The rule prescribed by our statute is a sound one, and its efficiency should not be impaired by limiting its scope and effect. There was much reason for the censure so often passed upon the rule declared by some of the common law judges. In commenting upon some of the later cases the authors of a recent work on medical jurisprudence justly say: "In our opinion this is not only good law, but common sense. That a scoundrel who attempts the chastity of a child or a young girl should escape punishment merely because her youth, or the imperfect development or narrowness of the parts prevent his fully consummating the crime, appears to us as undesirable as it would be unjust." Woodman &Tidy Forensic Medicine and Toxicology, 640.
"The jury," says Mr. Bishop, " may infer the penetration from circumstances, without direct proof." Bishop Statutory Crimes, section 488. Discussing the same question, the Supreme Court of Iowa said: "Nor is the prosecution bound to show the fact of actual penetration by the prosecutrix herself." State v. Tarr, supra.
But it is unnecessary to multiply authorities, for it is clear, upon principle, that penetration, like any other element of crime, may be established by circumstantial evidence. In this case the circumstances prove the fact beyond doubt. The intent of the accused is fully proved, and his acts show that he did all in his power to accomplish his wicked design. That the act was not fully consummated was, it is clearly inferable, owing to the tender age of the victim of his lust. The Insurance Company of North America v. Brim.

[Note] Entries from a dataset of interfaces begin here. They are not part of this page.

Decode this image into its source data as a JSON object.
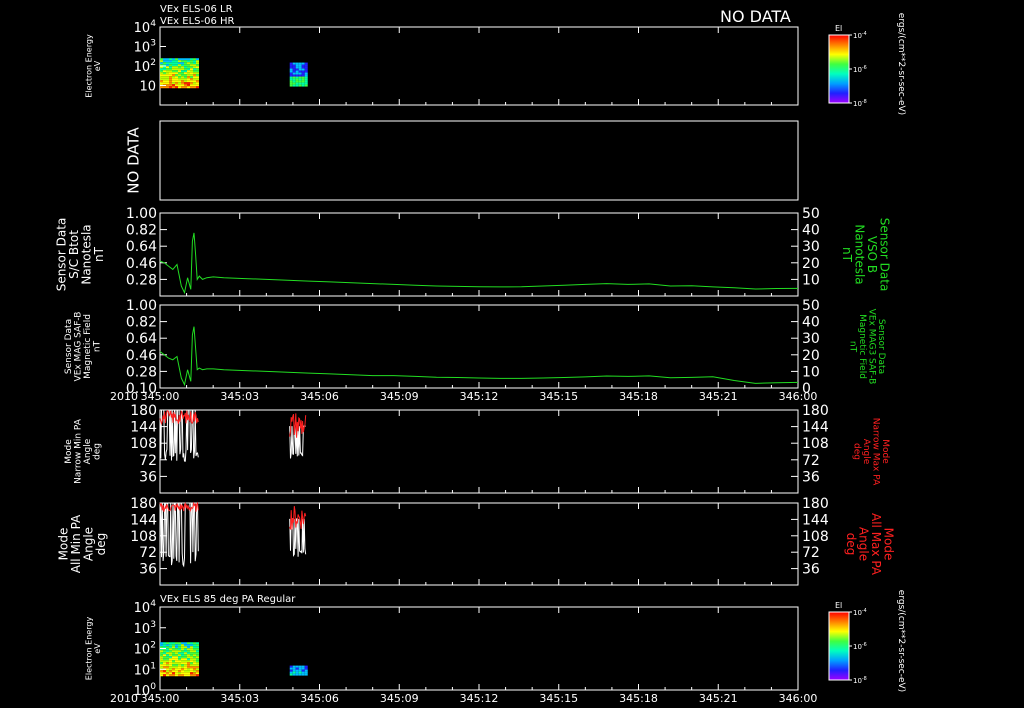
{
  "header": {
    "line1": "VEx ELS-06 LR",
    "line2": "VEx ELS-06 HR",
    "no_data_main": "NO DATA"
  },
  "colors": {
    "background": "#000000",
    "axes": "#ffffff",
    "mag_trace": "#22dd22",
    "min_pa_trace": "#ffffff",
    "max_pa_trace": "#ff2020",
    "right_label_green": "#22dd22",
    "right_label_red": "#ff2020"
  },
  "chart_data": [
    {
      "id": "panel1",
      "type": "heatmap",
      "title": "",
      "ylabel": "Electron Energy\neV",
      "yscale": "log",
      "ylim": [
        1,
        10000
      ],
      "yticks": [
        {
          "v": 10000,
          "base": "10",
          "exp": "4"
        },
        {
          "v": 1000,
          "base": "10",
          "exp": "3"
        },
        {
          "v": 100,
          "base": "10",
          "exp": "2"
        },
        {
          "v": 10,
          "base": "10",
          "exp": ""
        }
      ],
      "xlim": [
        0,
        60
      ],
      "segments": [
        {
          "x0": 0,
          "x1": 3.6,
          "e_lo": 8,
          "e_hi": 250
        },
        {
          "x0": 12.2,
          "x1": 13.7,
          "e_lo": 10,
          "e_hi": 150
        }
      ],
      "colorbar": {
        "label": "El",
        "units": "ergs/(cm**2-sr-sec-eV)",
        "ticks": [
          {
            "v": -4,
            "base": "10",
            "exp": "-4"
          },
          {
            "v": -6,
            "base": "10",
            "exp": "-6"
          },
          {
            "v": -8,
            "base": "10",
            "exp": "-8"
          }
        ],
        "range": [
          -8,
          -4
        ]
      }
    },
    {
      "id": "panel2",
      "type": "line",
      "ylabel": "NO DATA",
      "empty": true
    },
    {
      "id": "panel3",
      "type": "line",
      "ylabel": "Sensor Data\nS/C Btot\nNanotesla\nnT",
      "ylim": [
        0.1,
        1.0
      ],
      "yticks": [
        "1.00",
        "0.82",
        "0.64",
        "0.46",
        "0.28"
      ],
      "yticks_v": [
        1.0,
        0.82,
        0.64,
        0.46,
        0.28
      ],
      "y2label": "Sensor Data\nVSO B\nNanotesla\nnT",
      "y2lim": [
        0,
        50
      ],
      "y2ticks": [
        "50",
        "40",
        "30",
        "20",
        "10"
      ],
      "y2ticks_v": [
        50,
        40,
        30,
        20,
        10
      ],
      "xlim": [
        0,
        60
      ],
      "series": [
        {
          "x": [
            0,
            0.4,
            0.8,
            1.2,
            1.6,
            2.0,
            2.3,
            2.6,
            2.9,
            3.05,
            3.2,
            3.35,
            3.5,
            3.7,
            4.0,
            4.4,
            5,
            6,
            8,
            10,
            12,
            14,
            16,
            18,
            20,
            22,
            24,
            26,
            28,
            30,
            32,
            34,
            36,
            38,
            40,
            42,
            44,
            46,
            48,
            50,
            52,
            54,
            56,
            58,
            60
          ],
          "y": [
            21,
            20,
            18,
            16,
            19,
            6,
            2,
            11,
            4,
            33,
            38,
            25,
            10,
            12,
            10,
            11,
            11.5,
            11,
            10.5,
            10,
            9.5,
            9,
            8.5,
            8,
            7.5,
            7,
            6.5,
            6,
            5.8,
            5.6,
            5.5,
            5.6,
            6,
            6.5,
            7,
            7.5,
            7,
            7.3,
            6,
            6.2,
            5.5,
            5,
            4.2,
            4.5,
            4.6
          ]
        }
      ]
    },
    {
      "id": "panel4",
      "type": "line",
      "ylabel": "Sensor Data\nVEx MAG SAF-B\nMagnetic Field\nnT",
      "ylim": [
        0.1,
        1.0
      ],
      "yticks": [
        "1.00",
        "0.82",
        "0.64",
        "0.46",
        "0.28",
        "0.10"
      ],
      "yticks_v": [
        1.0,
        0.82,
        0.64,
        0.46,
        0.28,
        0.1
      ],
      "y2label": "Sensor Data\nVEx MAG3 SAF-B\nMagnetic Field\nnT",
      "y2lim": [
        0,
        50
      ],
      "y2ticks": [
        "50",
        "40",
        "30",
        "20",
        "10",
        "0"
      ],
      "y2ticks_v": [
        50,
        40,
        30,
        20,
        10,
        0
      ],
      "xlim": [
        0,
        60
      ],
      "xaxis": {
        "year": "2010",
        "ticks": [
          "345:00",
          "345:03",
          "345:06",
          "345:09",
          "345:12",
          "345:15",
          "345:18",
          "345:21",
          "346:00"
        ],
        "ticks_v": [
          0,
          7.5,
          15,
          22.5,
          30,
          37.5,
          45,
          52.5,
          60
        ]
      },
      "series": [
        {
          "x": [
            0,
            0.4,
            0.8,
            1.2,
            1.6,
            2.0,
            2.3,
            2.6,
            2.9,
            3.05,
            3.2,
            3.35,
            3.5,
            3.7,
            4.0,
            4.4,
            5,
            6,
            8,
            10,
            12,
            14,
            16,
            18,
            20,
            22,
            24,
            26,
            28,
            30,
            32,
            34,
            36,
            38,
            40,
            42,
            44,
            46,
            48,
            50,
            52,
            54,
            56,
            58,
            60
          ],
          "y": [
            22,
            20,
            18,
            17,
            19,
            6,
            2,
            11,
            4,
            32,
            37,
            24,
            11,
            12,
            11,
            11.5,
            11.5,
            11,
            10.5,
            10,
            9.5,
            9,
            8.5,
            8,
            7.5,
            7.5,
            7,
            6.5,
            6.3,
            6,
            5.8,
            5.8,
            6,
            6.3,
            6.7,
            7.2,
            7,
            7.3,
            6.2,
            6.4,
            6.8,
            4.5,
            2.8,
            3.2,
            3.4
          ]
        }
      ]
    },
    {
      "id": "panel5",
      "type": "line",
      "ylabel": "Mode\nNarrow Min PA\nAngle\ndeg",
      "ylim": [
        0,
        180
      ],
      "yticks": [
        "180",
        "144",
        "108",
        "72",
        "36"
      ],
      "yticks_v": [
        180,
        144,
        108,
        72,
        36
      ],
      "y2label": "Mode\nNarrow Max PA\nAngle\ndeg",
      "y2ticks": [
        "180",
        "144",
        "108",
        "72",
        "36"
      ],
      "y2ticks_v": [
        180,
        144,
        108,
        72,
        36
      ],
      "xlim": [
        0,
        60
      ],
      "series": [
        {
          "name": "min",
          "segments": [
            {
              "x0": 0.0,
              "x1": 3.6,
              "lo": 40,
              "hi": 180
            },
            {
              "x0": 12.2,
              "x1": 13.7,
              "lo": 55,
              "hi": 145
            }
          ]
        },
        {
          "name": "max",
          "segments": [
            {
              "x0": 0.0,
              "x1": 3.6,
              "lo": 150,
              "hi": 180
            },
            {
              "x0": 12.2,
              "x1": 13.7,
              "lo": 120,
              "hi": 180
            }
          ]
        }
      ]
    },
    {
      "id": "panel6",
      "type": "line",
      "ylabel": "Mode\nAll Min PA\nAngle\ndeg",
      "ylim": [
        0,
        180
      ],
      "yticks": [
        "180",
        "144",
        "108",
        "72",
        "36"
      ],
      "yticks_v": [
        180,
        144,
        108,
        72,
        36
      ],
      "y2label": "Mode\nAll Max PA\nAngle\ndeg",
      "y2ticks": [
        "180",
        "144",
        "108",
        "72",
        "36"
      ],
      "y2ticks_v": [
        180,
        144,
        108,
        72,
        36
      ],
      "xlim": [
        0,
        60
      ],
      "series": [
        {
          "name": "min",
          "segments": [
            {
              "x0": 0.0,
              "x1": 3.6,
              "lo": 5,
              "hi": 180
            },
            {
              "x0": 12.2,
              "x1": 13.7,
              "lo": 40,
              "hi": 145
            }
          ]
        },
        {
          "name": "max",
          "segments": [
            {
              "x0": 0.0,
              "x1": 3.6,
              "lo": 160,
              "hi": 180
            },
            {
              "x0": 12.2,
              "x1": 13.7,
              "lo": 120,
              "hi": 175
            }
          ]
        }
      ]
    },
    {
      "id": "panel7",
      "type": "heatmap",
      "title": "VEx ELS 85 deg PA Regular",
      "ylabel": "Electron Energy\neV",
      "yscale": "log",
      "ylim": [
        1,
        10000
      ],
      "yticks": [
        {
          "v": 10000,
          "base": "10",
          "exp": "4"
        },
        {
          "v": 1000,
          "base": "10",
          "exp": "3"
        },
        {
          "v": 100,
          "base": "10",
          "exp": "2"
        },
        {
          "v": 10,
          "base": "10",
          "exp": "1"
        },
        {
          "v": 1,
          "base": "10",
          "exp": "0"
        }
      ],
      "xlim": [
        0,
        60
      ],
      "xaxis": {
        "year": "2010",
        "ticks": [
          "345:00",
          "345:03",
          "345:06",
          "345:09",
          "345:12",
          "345:15",
          "345:18",
          "345:21",
          "346:00"
        ],
        "ticks_v": [
          0,
          7.5,
          15,
          22.5,
          30,
          37.5,
          45,
          52.5,
          60
        ]
      },
      "segments": [
        {
          "x0": 0,
          "x1": 3.6,
          "e_lo": 5,
          "e_hi": 200
        },
        {
          "x0": 12.2,
          "x1": 13.7,
          "e_lo": 5,
          "e_hi": 15
        }
      ],
      "colorbar": {
        "label": "El",
        "units": "ergs/(cm**2-sr-sec-eV)",
        "ticks": [
          {
            "v": -4,
            "base": "10",
            "exp": "-4"
          },
          {
            "v": -6,
            "base": "10",
            "exp": "-6"
          },
          {
            "v": -8,
            "base": "10",
            "exp": "-8"
          }
        ],
        "range": [
          -8,
          -4
        ]
      }
    }
  ]
}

She was in his power, he was in a situation to do all that the structure of the organs of the child would permit him to do, and he did injure her genital organs. There is no reason to doubt that this injury was done by his attempt to force his virile member into her person, and if it penetrated to the slightest depth he is guilty, and was justly condemned. Reg. v. Hughes, 9 Carr. & P. 752.
We do not deem it either necessary or proper to rehearse the evidence, for it is of a character not to be repeated except upon the demand of an imperious necessity, and no such necessity exists in this instance.
Filed June 17, 1887.
The Insurance Company Of Nokth America V. Brim.
Insurance.—Policy.—Alteration.—Burden of Proof.— In an action on a policy of insurance on the face of which no alteration is apparent, the burden is upon the insurer, if an alteration after delivery is claimed, to establish the fact of such change.
Same.—Premium.—Rate.—Evidence.—Where the premium paid by the assured upon a policy purporting to be for five years, is more than the minimum rate for three years as established by the insurance companies doing business in the locality where the risk is taken, and less than such rate for five years, the exclusion of evidence showing the minimum rate so established, as bearing upon the question of an alteration in the policy of from three years to five years, is at most a harmless ruling.
Same.—Contract.—Deceased Party to.— When Agent not Competent Witness.— In an action upon a policy of insurance by one who succeeded to the property therein described as heir and to the policy by assignment, testimony of an agent of the insurance company, who is called as a witness for the latter concerning matters occurring in the lifetime of the assured, is not competent under section 500, R. S. 1881.
Same.—Xotice of Loss.—Reasonable Diligence.—Invalid Condition.—A condi